Dietary results can take up to three to six weeks to be seen in a normally working system (dealing with a large and intricate, highly sensitive equine digestive system here) so make patience and time your new best friends for now but watch him like a hawk. Learn his tells of pre-struggle.
He could probably use deworming but a fecal test would be the best way to go there, treating him for what he actually HAS as opposed to dropping a broad-spectrum chemical load into an already sensitive system. Might even want to wait on that but again, this is a vet judgement. Bet his teeth could use a float, too. All these little things put together contribute to good digestion and use of foodstuffs.
Hand walking and spending time grooming and loving on him, too, will encourage interest and security, security being a critical point in health, imho, in his new life and person : ) The average horse body at 1000+ lbs is operated by a 2 lb brain, stroke the brain and the body tends to follow. Make him feel good in his head and his body will settle, too. Good luck with this, and on behalf of ALL the horses out there that deserve a better life, thank you for saving this boy, he is lucky to have you : )
Just to be clear, I am NOT advising that you bypass your vet’s recommendations, just offering food for thought, no pun intended.

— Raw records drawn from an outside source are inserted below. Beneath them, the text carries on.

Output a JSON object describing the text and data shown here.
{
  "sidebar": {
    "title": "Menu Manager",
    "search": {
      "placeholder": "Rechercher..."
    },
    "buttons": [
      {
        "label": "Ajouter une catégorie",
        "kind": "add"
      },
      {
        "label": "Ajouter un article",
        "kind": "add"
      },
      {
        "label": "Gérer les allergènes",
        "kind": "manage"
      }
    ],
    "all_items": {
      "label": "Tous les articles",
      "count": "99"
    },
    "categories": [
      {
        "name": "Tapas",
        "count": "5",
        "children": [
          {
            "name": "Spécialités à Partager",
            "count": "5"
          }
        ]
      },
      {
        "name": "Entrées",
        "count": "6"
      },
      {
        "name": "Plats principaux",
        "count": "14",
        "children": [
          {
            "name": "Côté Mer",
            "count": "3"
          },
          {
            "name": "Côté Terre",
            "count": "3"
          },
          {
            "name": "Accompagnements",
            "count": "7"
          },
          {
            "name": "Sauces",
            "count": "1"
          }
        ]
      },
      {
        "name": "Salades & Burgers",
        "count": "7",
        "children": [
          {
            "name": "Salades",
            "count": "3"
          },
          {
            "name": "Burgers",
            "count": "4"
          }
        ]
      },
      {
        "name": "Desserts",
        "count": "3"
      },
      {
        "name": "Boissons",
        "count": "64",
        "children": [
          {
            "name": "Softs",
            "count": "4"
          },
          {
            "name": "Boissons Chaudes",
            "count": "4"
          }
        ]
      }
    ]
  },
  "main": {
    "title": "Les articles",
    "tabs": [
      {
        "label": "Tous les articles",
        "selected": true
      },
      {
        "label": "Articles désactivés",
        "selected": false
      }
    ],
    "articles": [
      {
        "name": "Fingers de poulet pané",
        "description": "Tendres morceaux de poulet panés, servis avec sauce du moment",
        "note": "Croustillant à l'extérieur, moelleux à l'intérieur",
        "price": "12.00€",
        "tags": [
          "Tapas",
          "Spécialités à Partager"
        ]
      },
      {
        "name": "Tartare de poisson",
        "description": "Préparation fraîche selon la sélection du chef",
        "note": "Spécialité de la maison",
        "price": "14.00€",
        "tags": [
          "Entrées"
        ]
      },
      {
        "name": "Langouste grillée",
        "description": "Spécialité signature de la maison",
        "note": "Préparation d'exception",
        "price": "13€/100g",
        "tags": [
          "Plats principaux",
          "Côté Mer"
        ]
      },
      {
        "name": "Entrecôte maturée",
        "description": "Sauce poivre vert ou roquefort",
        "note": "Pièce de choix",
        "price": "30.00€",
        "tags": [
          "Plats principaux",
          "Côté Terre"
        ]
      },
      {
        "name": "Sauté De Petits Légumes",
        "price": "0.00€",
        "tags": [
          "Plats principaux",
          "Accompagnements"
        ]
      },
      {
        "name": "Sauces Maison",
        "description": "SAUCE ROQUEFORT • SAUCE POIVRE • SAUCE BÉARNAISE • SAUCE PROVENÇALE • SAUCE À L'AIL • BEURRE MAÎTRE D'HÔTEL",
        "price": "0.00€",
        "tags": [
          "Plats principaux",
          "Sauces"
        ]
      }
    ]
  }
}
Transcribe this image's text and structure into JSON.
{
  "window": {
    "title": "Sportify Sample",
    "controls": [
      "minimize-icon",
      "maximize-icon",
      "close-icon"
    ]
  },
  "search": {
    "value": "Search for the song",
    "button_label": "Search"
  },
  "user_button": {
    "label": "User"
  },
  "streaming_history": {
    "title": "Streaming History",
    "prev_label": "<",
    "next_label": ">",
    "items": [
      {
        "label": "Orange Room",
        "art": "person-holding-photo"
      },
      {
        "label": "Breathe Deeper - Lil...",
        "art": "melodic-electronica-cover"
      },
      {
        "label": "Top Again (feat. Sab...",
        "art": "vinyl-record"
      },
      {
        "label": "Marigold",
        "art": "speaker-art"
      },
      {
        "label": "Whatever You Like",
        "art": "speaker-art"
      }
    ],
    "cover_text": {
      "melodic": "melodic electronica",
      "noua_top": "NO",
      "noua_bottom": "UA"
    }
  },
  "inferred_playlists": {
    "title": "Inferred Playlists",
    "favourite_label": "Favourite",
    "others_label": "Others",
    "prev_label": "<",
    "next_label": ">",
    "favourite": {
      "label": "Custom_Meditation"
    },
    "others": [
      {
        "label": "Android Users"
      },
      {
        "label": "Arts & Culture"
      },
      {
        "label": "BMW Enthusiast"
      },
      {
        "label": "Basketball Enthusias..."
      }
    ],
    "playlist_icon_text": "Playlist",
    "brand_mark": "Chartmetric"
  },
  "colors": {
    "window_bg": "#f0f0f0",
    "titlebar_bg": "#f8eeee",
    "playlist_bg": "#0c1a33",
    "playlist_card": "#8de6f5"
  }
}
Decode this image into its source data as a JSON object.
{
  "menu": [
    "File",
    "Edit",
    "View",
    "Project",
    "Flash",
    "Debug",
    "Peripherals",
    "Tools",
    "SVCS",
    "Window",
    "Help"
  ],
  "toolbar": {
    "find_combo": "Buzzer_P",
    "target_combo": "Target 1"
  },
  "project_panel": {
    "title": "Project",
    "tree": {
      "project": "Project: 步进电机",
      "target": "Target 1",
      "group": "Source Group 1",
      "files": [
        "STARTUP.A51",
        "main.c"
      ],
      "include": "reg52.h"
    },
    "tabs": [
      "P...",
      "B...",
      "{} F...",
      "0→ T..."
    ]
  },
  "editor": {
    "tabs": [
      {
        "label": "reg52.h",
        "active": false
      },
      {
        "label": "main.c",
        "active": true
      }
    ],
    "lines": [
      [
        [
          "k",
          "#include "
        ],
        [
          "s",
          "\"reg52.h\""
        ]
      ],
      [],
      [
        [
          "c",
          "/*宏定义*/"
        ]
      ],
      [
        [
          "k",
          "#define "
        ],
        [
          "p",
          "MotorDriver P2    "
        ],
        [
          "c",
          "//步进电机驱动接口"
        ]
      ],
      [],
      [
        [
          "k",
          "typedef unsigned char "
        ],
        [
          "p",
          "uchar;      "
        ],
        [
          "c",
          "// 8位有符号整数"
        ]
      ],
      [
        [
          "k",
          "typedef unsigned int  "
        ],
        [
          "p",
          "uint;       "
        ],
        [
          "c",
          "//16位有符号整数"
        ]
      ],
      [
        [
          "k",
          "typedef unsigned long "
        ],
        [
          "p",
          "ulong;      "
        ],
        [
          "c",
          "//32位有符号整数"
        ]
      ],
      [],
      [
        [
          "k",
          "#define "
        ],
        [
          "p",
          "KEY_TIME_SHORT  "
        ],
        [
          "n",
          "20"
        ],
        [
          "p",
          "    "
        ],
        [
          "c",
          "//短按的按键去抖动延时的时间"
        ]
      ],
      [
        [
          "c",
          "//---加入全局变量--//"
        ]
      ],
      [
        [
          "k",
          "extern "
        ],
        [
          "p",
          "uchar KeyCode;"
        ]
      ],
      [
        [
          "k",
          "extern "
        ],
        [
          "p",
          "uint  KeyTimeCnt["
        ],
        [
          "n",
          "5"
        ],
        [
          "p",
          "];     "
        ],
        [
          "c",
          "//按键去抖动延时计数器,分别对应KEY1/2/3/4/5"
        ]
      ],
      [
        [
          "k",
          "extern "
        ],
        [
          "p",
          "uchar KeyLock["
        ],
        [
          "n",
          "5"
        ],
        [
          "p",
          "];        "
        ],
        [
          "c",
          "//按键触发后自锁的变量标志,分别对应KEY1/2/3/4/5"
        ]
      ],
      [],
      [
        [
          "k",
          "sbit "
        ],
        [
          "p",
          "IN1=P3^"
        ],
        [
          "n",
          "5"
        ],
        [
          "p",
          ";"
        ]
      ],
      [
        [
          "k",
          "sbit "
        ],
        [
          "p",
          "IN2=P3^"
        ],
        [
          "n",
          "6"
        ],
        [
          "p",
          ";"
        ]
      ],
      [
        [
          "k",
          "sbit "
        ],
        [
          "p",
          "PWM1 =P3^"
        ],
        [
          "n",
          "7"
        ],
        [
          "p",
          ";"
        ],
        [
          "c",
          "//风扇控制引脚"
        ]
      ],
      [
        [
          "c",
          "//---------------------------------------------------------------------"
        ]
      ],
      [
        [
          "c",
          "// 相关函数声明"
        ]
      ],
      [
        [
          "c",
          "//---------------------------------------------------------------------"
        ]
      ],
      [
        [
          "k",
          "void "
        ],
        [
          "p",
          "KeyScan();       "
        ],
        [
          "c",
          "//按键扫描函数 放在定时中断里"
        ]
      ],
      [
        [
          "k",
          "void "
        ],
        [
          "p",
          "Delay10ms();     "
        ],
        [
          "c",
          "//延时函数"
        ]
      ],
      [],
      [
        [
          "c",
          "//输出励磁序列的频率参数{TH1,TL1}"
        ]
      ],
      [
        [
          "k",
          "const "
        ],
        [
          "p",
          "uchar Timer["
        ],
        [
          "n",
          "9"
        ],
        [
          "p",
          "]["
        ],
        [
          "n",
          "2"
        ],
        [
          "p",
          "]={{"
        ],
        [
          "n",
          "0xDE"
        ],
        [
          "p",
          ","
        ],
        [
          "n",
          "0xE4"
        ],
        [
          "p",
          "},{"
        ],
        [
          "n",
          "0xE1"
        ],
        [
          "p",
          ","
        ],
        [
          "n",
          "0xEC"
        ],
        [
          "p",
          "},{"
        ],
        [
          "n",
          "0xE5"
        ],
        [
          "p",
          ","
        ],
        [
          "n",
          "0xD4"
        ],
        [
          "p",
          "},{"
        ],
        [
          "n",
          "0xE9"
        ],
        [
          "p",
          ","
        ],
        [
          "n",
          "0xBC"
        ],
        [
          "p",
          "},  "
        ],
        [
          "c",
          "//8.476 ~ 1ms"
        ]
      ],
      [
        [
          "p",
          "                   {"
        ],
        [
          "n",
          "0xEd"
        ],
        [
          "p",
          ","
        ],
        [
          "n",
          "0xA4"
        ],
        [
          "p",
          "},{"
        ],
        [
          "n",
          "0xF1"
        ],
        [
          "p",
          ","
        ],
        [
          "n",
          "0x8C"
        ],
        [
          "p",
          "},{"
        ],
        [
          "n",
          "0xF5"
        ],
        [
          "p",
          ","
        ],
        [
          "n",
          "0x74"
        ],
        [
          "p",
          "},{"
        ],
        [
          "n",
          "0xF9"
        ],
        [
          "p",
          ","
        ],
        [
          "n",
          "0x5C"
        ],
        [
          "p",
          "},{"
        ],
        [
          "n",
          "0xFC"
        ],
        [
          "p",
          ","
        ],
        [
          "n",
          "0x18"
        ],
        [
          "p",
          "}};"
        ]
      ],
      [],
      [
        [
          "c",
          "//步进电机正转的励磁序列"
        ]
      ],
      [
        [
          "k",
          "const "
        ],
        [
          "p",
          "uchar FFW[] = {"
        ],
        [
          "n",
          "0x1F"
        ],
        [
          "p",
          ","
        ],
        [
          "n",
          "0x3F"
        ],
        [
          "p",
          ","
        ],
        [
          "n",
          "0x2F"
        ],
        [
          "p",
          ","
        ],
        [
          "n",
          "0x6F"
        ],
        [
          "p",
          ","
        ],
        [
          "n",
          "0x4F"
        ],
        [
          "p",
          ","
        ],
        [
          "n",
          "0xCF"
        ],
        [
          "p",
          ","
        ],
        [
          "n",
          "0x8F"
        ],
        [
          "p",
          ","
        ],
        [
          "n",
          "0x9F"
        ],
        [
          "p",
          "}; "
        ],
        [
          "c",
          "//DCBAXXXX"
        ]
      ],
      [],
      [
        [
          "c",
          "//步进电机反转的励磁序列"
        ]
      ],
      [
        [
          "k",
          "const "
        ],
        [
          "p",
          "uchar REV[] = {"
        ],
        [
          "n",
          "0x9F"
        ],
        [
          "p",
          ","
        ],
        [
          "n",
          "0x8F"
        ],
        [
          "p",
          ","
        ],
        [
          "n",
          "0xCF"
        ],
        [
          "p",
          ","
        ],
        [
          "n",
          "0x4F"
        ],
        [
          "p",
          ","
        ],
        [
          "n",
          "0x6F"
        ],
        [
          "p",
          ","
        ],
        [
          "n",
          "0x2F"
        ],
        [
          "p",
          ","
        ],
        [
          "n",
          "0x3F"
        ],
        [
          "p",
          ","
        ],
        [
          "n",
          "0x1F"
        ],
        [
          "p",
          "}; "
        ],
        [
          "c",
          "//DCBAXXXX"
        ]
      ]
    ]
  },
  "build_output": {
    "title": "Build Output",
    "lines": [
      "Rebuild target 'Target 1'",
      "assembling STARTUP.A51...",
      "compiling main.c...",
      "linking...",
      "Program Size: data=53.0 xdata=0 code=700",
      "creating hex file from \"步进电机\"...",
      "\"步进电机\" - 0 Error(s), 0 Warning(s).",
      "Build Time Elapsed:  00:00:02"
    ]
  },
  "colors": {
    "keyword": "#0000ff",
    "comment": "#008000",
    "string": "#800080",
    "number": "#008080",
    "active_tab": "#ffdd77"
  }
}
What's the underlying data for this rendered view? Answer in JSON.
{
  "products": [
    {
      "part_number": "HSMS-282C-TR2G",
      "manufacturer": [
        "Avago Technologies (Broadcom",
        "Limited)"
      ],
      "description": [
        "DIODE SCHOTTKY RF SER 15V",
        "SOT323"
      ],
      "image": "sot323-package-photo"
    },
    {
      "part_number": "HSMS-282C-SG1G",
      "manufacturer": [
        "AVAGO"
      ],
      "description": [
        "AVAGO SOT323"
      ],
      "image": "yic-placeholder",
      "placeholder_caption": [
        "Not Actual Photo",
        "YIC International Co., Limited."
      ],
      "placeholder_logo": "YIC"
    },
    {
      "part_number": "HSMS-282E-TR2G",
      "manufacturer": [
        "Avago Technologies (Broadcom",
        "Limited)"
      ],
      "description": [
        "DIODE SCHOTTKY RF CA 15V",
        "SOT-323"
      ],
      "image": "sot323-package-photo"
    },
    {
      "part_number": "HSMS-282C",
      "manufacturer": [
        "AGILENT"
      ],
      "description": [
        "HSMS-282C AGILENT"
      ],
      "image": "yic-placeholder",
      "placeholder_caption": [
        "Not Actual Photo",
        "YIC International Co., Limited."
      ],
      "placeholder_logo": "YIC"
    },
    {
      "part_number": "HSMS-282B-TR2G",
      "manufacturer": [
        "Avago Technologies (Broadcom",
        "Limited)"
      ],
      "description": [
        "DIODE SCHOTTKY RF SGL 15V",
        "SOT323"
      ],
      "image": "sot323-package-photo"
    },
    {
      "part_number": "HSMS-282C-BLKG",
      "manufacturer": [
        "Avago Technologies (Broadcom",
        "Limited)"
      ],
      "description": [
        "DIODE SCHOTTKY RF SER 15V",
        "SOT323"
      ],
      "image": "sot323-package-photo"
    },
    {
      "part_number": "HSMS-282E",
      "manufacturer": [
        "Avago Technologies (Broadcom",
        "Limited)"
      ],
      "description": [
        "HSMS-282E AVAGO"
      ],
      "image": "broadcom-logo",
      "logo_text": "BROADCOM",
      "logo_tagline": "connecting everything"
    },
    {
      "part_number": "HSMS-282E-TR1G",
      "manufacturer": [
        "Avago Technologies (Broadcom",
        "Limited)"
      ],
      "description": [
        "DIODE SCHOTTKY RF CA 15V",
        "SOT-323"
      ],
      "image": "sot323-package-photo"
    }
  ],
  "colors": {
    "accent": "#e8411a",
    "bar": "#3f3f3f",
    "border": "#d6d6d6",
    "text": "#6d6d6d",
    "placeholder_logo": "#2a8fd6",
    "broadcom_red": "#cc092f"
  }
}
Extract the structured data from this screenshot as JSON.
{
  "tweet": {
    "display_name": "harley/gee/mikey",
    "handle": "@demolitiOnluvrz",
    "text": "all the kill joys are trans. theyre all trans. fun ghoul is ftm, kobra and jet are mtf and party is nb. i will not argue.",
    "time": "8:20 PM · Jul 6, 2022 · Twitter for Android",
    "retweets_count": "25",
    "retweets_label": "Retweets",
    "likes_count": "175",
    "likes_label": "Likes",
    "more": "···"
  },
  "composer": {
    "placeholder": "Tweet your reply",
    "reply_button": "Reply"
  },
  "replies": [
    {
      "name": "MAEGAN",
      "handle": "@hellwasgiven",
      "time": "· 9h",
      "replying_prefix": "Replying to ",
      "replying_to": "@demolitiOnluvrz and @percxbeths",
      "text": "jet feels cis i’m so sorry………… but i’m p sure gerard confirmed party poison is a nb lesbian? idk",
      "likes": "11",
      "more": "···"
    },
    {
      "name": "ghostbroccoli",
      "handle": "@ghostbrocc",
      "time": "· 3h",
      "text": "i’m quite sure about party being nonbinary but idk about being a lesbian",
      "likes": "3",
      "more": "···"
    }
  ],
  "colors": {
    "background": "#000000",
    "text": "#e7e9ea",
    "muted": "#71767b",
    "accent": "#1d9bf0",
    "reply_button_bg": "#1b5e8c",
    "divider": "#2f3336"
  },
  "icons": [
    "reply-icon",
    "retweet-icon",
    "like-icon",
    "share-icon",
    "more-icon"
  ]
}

Sure there's right and wrong but mostly there's just a whole lotta different.